The beautiful library of the rectory of St. Luke’s and St. Margaret’s church in Allston was lit warmly with candles. The coffee table was covered with markers, crayons, and watercolor paint. Around twenty young adults, many of them current and former Life Together fellows, gathered in an oval shape around the room, full of roasted sweet potatoes and tahini sauce and kale salad.
Life Together alumna Jamie Shore had gathered us together in this sacred space for a queer, embodied version of the traditional Episcopal end-of-day prayers, or Compline, that she created. The service was full of affirming prayers both spoken and embodied, poems, and time for crafting. Instead of a passage from the Gospel, the scripture was the story behind the queer anthem “I Know a Place” by the band MUNA.
Episcopal Compline prayers are some of my most favorite – for me they are so deeply intertwined with being held in community, with the peaceful feeling at the end of a long day, with rest. Rest and community feel beautifully radical under the system of capitalism, and I am so grateful the Episcopal church has a liturgy that celebrates them, while at the same time uplifting those who cannot rest: Keep watch, dear Lord, with those who work, or watch, or weep this night, and give your angels charge over those who sleep.
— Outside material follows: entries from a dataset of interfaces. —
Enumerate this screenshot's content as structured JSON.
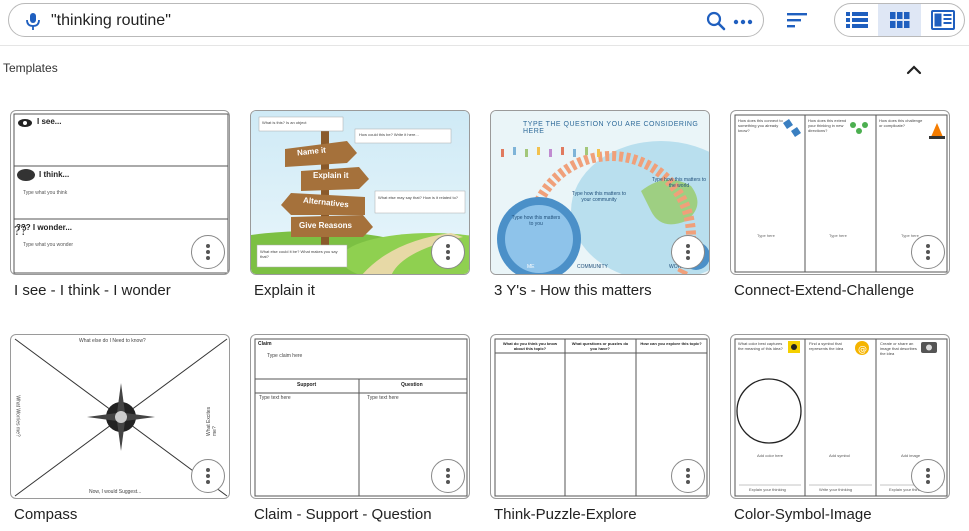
{
  "search": {
    "query": "\"thinking routine\"",
    "mic_icon": "microphone-icon",
    "search_icon": "magnifier-icon",
    "more_icon": "more-horizontal-icon"
  },
  "toolbar": {
    "sort_icon": "sort-icon",
    "view_modes": [
      "list",
      "grid",
      "preview"
    ],
    "active_view": "grid"
  },
  "section": {
    "title": "Templates",
    "collapse_icon": "chevron-up-icon"
  },
  "colors": {
    "accent": "#1f5fbf",
    "active_view_bg": "#dfe7f5"
  },
  "templates": [
    {
      "name": "I see - I think - I wonder",
      "thumb": {
        "row1": "I see...",
        "row2": "I think...",
        "row2_sub": "Type what you think",
        "row3": "??? I wonder...",
        "row3_sub": "Type what you wonder"
      }
    },
    {
      "name": "Explain it",
      "thumb": {
        "sign1": "Name it",
        "sign2": "Explain it",
        "sign3": "Alternatives",
        "sign4": "Give Reasons",
        "box1": "What is this? Is an object",
        "box2": "How could this be? Write it here...",
        "box3": "What else may say that? How is it related to?",
        "box4": "What else could it be? What makes you say that?"
      }
    },
    {
      "name": "3 Y's - How this matters",
      "thumb": {
        "heading": "TYPE THE QUESTION YOU ARE CONSIDERING HERE",
        "c1": "Type how this matters to you",
        "c2": "Type how this matters to your community",
        "c3": "Type how this matters to the world",
        "lbl1": "ME",
        "lbl2": "COMMUNITY",
        "lbl3": "WORLD"
      }
    },
    {
      "name": "Connect-Extend-Challenge",
      "thumb": {
        "col1": "How does this connect to something you already know?",
        "col2": "How does this extend your thinking in new directions?",
        "col3": "How does this challenge or complicate?",
        "type1": "Type here",
        "type2": "Type here",
        "type3": "Type here"
      }
    },
    {
      "name": "Compass",
      "thumb": {
        "n": "What else do I Need to know?",
        "s": "Now, I would Suggest...",
        "w": "What Worries me?",
        "e": "What Excites me?"
      }
    },
    {
      "name": "Claim - Support - Question",
      "thumb": {
        "claim": "Claim",
        "claim_sub": "Type claim here",
        "support": "Support",
        "question": "Question",
        "support_sub": "Type text here",
        "question_sub": "Type text here"
      }
    },
    {
      "name": "Think-Puzzle-Explore",
      "thumb": {
        "col1": "What do you think you know about this topic?",
        "col2": "What questions or puzzles do you have?",
        "col3": "How can you explore this topic?"
      }
    },
    {
      "name": "Color-Symbol-Image",
      "thumb": {
        "col1": "What color best captures the meaning of this idea?",
        "col2": "Find a symbol that represents the idea",
        "col3": "Create or share an image that describes the idea",
        "sub1": "Add color here",
        "sub2": "Add symbol",
        "sub3": "Add image",
        "foot1": "Explain your thinking",
        "foot2": "Write your thinking",
        "foot3": "Explain your thinking"
      }
    }
  ]
}
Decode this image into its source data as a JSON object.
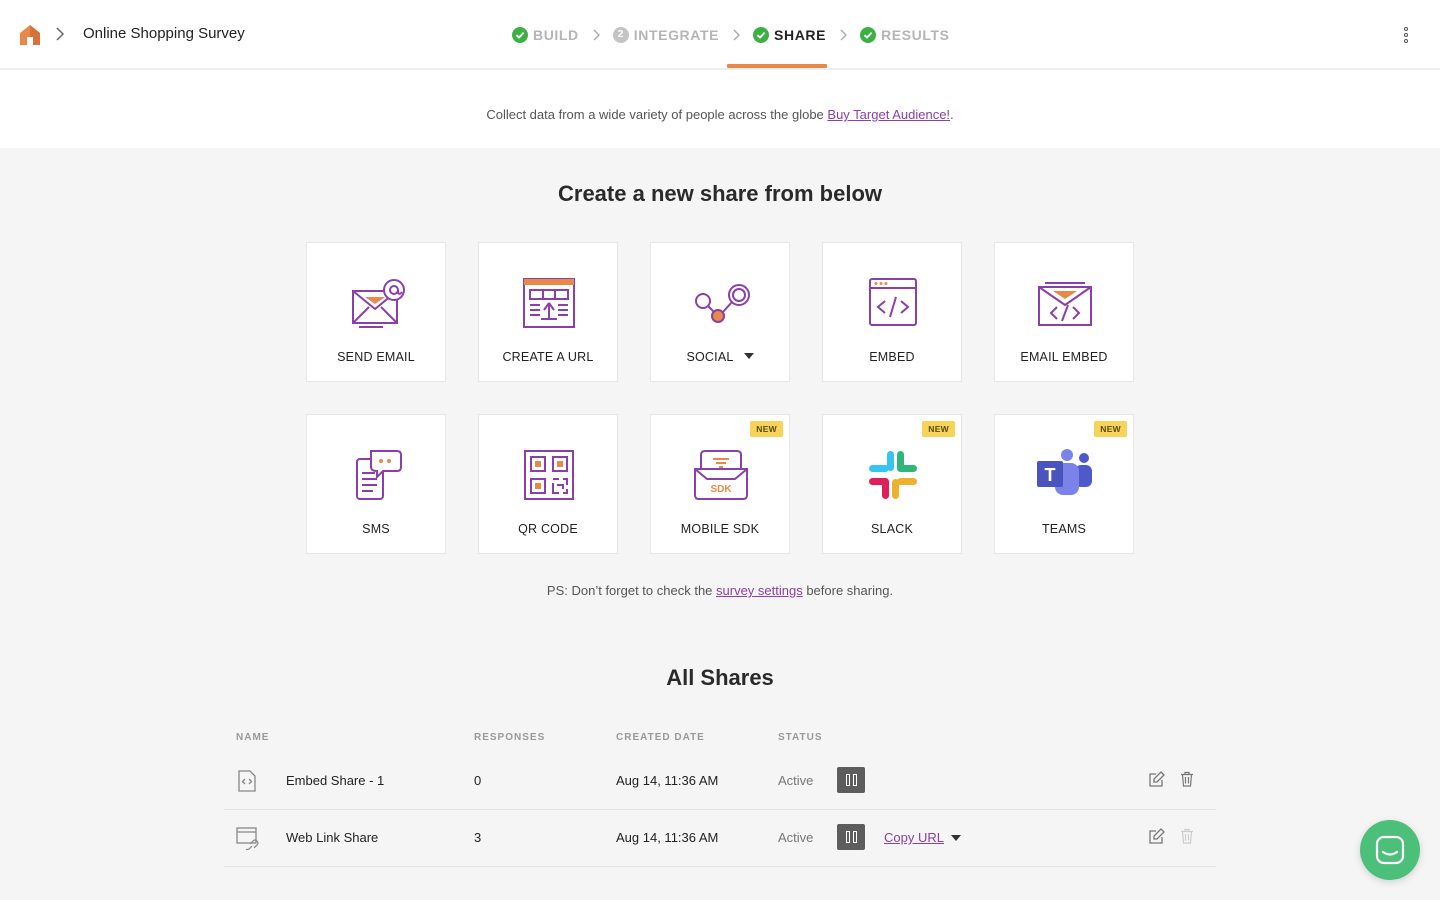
{
  "header": {
    "survey_title": "Online Shopping Survey",
    "steps": [
      {
        "label": "BUILD",
        "state": "done"
      },
      {
        "label": "INTEGRATE",
        "state": "number",
        "number": "2"
      },
      {
        "label": "SHARE",
        "state": "active"
      },
      {
        "label": "RESULTS",
        "state": "done"
      }
    ]
  },
  "promo": {
    "text": "Collect data from a wide variety of people across the globe ",
    "link": "Buy Target Audience!",
    "suffix": "."
  },
  "create": {
    "title": "Create a new share from below",
    "cards": [
      {
        "label": "SEND EMAIL",
        "icon": "email-icon"
      },
      {
        "label": "CREATE A URL",
        "icon": "url-icon"
      },
      {
        "label": "SOCIAL",
        "icon": "social-icon"
      },
      {
        "label": "EMBED",
        "icon": "embed-icon"
      },
      {
        "label": "EMAIL EMBED",
        "icon": "email-embed-icon"
      },
      {
        "label": "SMS",
        "icon": "sms-icon"
      },
      {
        "label": "QR CODE",
        "icon": "qr-code-icon"
      },
      {
        "label": "MOBILE SDK",
        "icon": "mobile-sdk-icon",
        "badge": "NEW",
        "icon_text": "SDK"
      },
      {
        "label": "SLACK",
        "icon": "slack-icon",
        "badge": "NEW"
      },
      {
        "label": "TEAMS",
        "icon": "teams-icon",
        "badge": "NEW",
        "icon_text": "T"
      }
    ]
  },
  "ps": {
    "prefix": "PS: Don’t forget to check the ",
    "link": "survey settings",
    "suffix": " before sharing."
  },
  "shares": {
    "title": "All Shares",
    "columns": [
      "NAME",
      "RESPONSES",
      "CREATED DATE",
      "STATUS"
    ],
    "rows": [
      {
        "name": "Embed Share - 1",
        "responses": "0",
        "created": "Aug 14, 11:36 AM",
        "status": "Active",
        "icon": "embed-share-icon"
      },
      {
        "name": "Web Link Share",
        "responses": "3",
        "created": "Aug 14, 11:36 AM",
        "status": "Active",
        "icon": "web-link-icon",
        "copy_label": "Copy URL"
      }
    ]
  },
  "colors": {
    "accent": "#e8894a",
    "purple": "#8b3fa8",
    "success": "#3cb043",
    "chat": "#4cc07a"
  }
}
Tend the sick, Lord Christ; give rest to the weary, bless the dying, soothe the suffering, pity the afflicted, shield the joyous; and all for your love’s sake.
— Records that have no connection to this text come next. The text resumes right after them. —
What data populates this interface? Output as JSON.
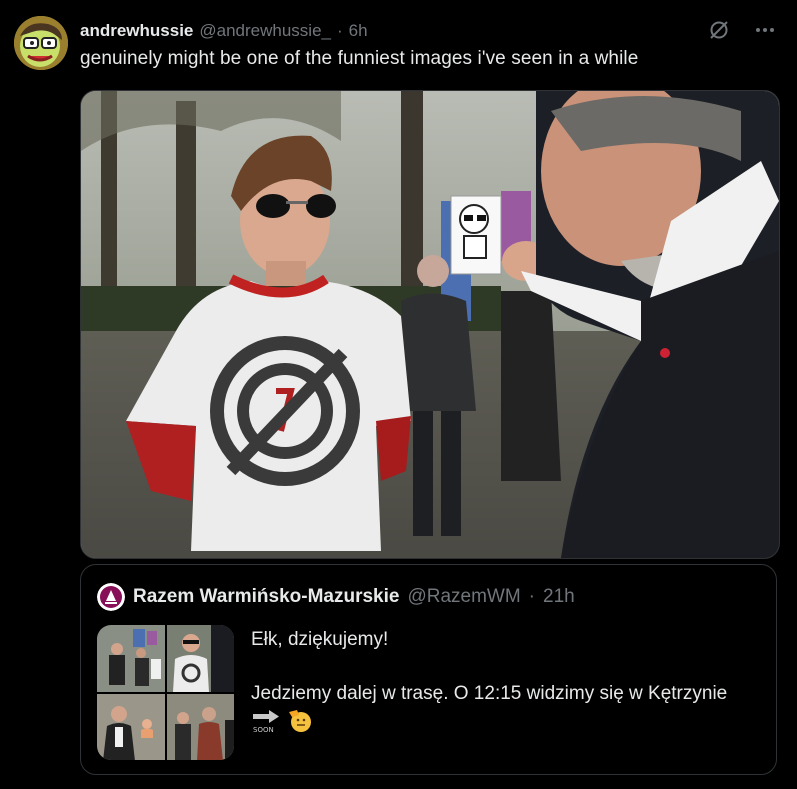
{
  "tweet": {
    "display_name": "andrewhussie",
    "handle": "@andrewhussie_",
    "separator": "·",
    "time": "6h",
    "text": "genuinely might be one of the funniest images i've seen in a while"
  },
  "top_actions": {
    "icons": [
      "grok-icon",
      "more-icon"
    ]
  },
  "quoted_tweet": {
    "display_name": "Razem Warmińsko-Mazurskie",
    "handle": "@RazemWM",
    "separator": "·",
    "time": "21h",
    "line1": "Ełk, dziękujemy!",
    "line2": "Jedziemy dalej w trasę. O 12:15 widzimy się w Kętrzynie",
    "soon_label": "SOON",
    "emoji": "saluting-face",
    "image_count": 4
  },
  "colors": {
    "background": "#000000",
    "text": "#e7e9ea",
    "muted": "#71767b",
    "border": "#2f3336",
    "razem_purple": "#870f57"
  }
}
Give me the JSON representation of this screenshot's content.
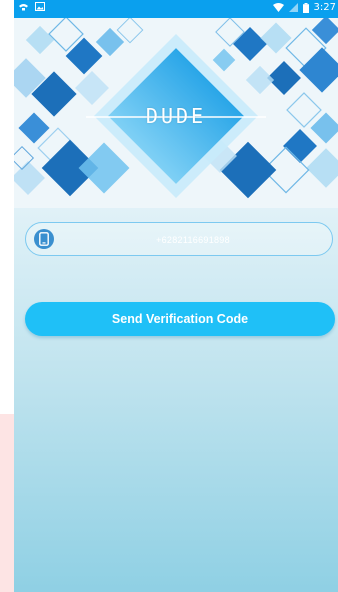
{
  "app": {
    "logo_text": "DUDE"
  },
  "status_bar": {
    "time": "3:27",
    "icons": [
      "notification-icon",
      "image-icon",
      "wifi-icon",
      "no-signal-icon",
      "battery-icon"
    ]
  },
  "phone_field": {
    "value": "+6282116691898",
    "icon": "phone-icon"
  },
  "send_button": {
    "label": "Send Verification Code"
  },
  "colors": {
    "status_bar": "#0aa0ee",
    "accent": "#1fc0f7",
    "field_border": "#7cc9f0",
    "side_strip": "#fde4e4"
  }
}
In adding to and transforming Compline, Jamie not only reminded us of the sacredness of rest and community – she reminded us of the sacredness of bodies. Of all bodies, especially bodies that are oppressed – Black and Brown bodies, queer bodies, fat bodies, disabled bodies, bodies deemed culturally ugly. Under white supremacy – from which stems so many other forms of oppression – this theology is vital.
To be there that night among friends and my partner, to speak the words that have been so deeply meaningful and sacred to me since I was a kid, only transformed to be even more liberatory, even more oriented toward justice… I felt a deep well of gratitude to be in this place, in this program, with these beautiful bodies and souls. To get to live in intentional community, where we get to work toward a more liberatory way of living, where we get to encourage each other to rest, and to care for one another and ourselves.
One of the closing Compline prayers that night was “A Prayer for Wanderers” from Queer Theology. It begins by saying, Holy One of the seekers and dreamers, the disaffected and disillusioned, the worn out and the burnt out, the rejected and the leavers… we ask for blessings as we travel, as we doubt, as we meander. I thought of my dear friend and co-Emmaus fellow Melee, who often says that Life Together has opened more questions for them than it has provided answers. I thought of how this program so often invites us into sacred doubt, toward messiness and imperfection. This, I have come to believe, is where God is. Just as she is there as we take care of ourselves through rest, she is there in our doubt, in our sorrow, in our ugliness, in our bodies.
As I wander from this community in a few months, I want to hold onto the reminder from Jamie’s Compline liturgy: that especially in the times when we feel unworthy, unproductive, unattractive, and uncertain, the Holy One is with us, keeping watch.